Deep in the sub tropical forests of the Khasi Hills the tribes people have been "Growing" bridges for hundreds of years.
Meghalya "The abode of clouds" or as it is also known "The wettest place on earth" A small state in the north east of India, boardering Bangladesh. Its high plateaus and waterfalls, descending into sub tropical forests, inundating Bangladesh's vast flat plains.
In 1861 Cherrapunji recorded nearly 23 metres in one years. Nowadays the village nearby, Mawsynram holds the record for " The wettest place on earth" with an annual average rainfall of 12 metres a year.
For hundreds of years the Khasi tribes have been living and working in harmony with nature, creating bridges to connect their tribes with the materials nature provides.
The Ariel roots of the rubber tree, with guidance, create living, growing bridges.
Using the straight hollowed out trunks of the betel nut tree, to trail and guide the roots to the other side, vines to hold in place, crafting, weaving and knotting, placing stones to strengthen and distribute the weight. this process can take up to 20 years or more of dedication, ensuring the future generations safe passage across the raging torrents of the monsoon rivers.
Every year getting bigger and stronger.........Eco construction at its best.
Now with increasing interest from the outside world focusing on these unique bridges, tourism is starting to have an impact.
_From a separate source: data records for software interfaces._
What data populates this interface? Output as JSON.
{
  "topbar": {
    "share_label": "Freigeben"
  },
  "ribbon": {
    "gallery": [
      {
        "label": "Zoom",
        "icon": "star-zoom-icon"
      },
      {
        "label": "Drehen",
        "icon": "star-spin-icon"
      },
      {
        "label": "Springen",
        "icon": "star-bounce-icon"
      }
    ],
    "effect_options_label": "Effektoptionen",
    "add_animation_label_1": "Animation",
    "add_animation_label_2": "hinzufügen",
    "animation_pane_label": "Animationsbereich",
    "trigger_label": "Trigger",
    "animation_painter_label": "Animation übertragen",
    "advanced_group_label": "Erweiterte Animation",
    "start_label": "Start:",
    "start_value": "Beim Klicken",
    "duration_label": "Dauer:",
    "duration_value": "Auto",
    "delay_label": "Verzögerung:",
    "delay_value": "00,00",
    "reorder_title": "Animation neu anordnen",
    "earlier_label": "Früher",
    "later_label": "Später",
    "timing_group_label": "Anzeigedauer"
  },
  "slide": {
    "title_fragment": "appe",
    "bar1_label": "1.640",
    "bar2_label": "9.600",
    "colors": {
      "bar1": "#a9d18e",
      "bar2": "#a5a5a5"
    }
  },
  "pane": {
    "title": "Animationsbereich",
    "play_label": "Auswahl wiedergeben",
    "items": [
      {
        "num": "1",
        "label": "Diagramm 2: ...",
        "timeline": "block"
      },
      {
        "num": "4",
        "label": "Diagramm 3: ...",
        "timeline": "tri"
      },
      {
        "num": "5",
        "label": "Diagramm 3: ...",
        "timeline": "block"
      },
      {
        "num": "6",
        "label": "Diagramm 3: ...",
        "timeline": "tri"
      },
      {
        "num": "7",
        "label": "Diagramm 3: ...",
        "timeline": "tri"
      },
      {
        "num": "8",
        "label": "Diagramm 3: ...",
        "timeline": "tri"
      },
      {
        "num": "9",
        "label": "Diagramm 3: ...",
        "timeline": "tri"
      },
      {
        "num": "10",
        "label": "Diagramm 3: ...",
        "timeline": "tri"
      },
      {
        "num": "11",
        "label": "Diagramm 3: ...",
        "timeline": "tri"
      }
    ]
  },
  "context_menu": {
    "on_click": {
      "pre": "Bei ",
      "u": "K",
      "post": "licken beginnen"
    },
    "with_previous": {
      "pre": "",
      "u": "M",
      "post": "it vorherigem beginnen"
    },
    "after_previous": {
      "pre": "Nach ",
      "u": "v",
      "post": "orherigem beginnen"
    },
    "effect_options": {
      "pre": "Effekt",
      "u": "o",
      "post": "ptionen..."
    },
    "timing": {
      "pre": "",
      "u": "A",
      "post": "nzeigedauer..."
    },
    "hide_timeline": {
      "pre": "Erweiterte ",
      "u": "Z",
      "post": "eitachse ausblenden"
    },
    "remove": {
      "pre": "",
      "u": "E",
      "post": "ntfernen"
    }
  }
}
Many of the bridges are incorporating the use of cables, barbed wire and bamboo.
With the heavier stream of human traffic wearing hiking boots, taking a toll on these living structures, there is a need to protect them. with access roads being cut into pristine forests to allow coach loads of tourists to get closer to these remote bridges, the bio diversity will also be effected.
The Khasi peoples economic situation will improve but at what cost?
I spent a month in this area, hitch hiking and then trekking through the rain to these remote and enchanting bridges.